Provided material: Begin

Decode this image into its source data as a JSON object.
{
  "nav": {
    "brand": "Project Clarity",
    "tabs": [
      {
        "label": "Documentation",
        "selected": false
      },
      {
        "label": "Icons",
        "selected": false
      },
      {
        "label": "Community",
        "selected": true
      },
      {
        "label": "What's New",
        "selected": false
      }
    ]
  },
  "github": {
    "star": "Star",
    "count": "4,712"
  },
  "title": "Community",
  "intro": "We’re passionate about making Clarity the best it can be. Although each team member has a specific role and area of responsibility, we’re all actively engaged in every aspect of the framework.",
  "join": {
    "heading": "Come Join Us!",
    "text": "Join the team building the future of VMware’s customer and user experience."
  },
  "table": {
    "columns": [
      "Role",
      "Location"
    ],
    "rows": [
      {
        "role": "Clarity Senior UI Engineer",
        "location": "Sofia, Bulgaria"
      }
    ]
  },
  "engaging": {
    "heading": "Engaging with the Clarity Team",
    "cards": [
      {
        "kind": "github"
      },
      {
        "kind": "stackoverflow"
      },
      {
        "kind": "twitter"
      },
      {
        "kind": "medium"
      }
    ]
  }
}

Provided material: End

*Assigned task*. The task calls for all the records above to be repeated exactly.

*Reply*.
Decode this image into its source data as a JSON object.
{
  "nav": {
    "brand": "Project Clarity",
    "tabs": [
      {
        "label": "Documentation",
        "selected": false
      },
      {
        "label": "Icons",
        "selected": false
      },
      {
        "label": "Community",
        "selected": true
      },
      {
        "label": "What's New",
        "selected": false
      }
    ]
  },
  "github": {
    "star": "Star",
    "count": "4,712"
  },
  "title": "Community",
  "intro": "We’re passionate about making Clarity the best it can be. Although each team member has a specific role and area of responsibility, we’re all actively engaged in every aspect of the framework.",
  "join": {
    "heading": "Come Join Us!",
    "text": "Join the team building the future of VMware’s customer and user experience."
  },
  "table": {
    "columns": [
      "Role",
      "Location"
    ],
    "rows": [
      {
        "role": "Clarity Senior UI Engineer",
        "location": "Sofia, Bulgaria"
      }
    ]
  },
  "engaging": {
    "heading": "Engaging with the Clarity Team",
    "cards": [
      {
        "kind": "github"
      },
      {
        "kind": "stackoverflow"
      },
      {
        "kind": "twitter"
      },
      {
        "kind": "medium"
      }
    ]
  }
}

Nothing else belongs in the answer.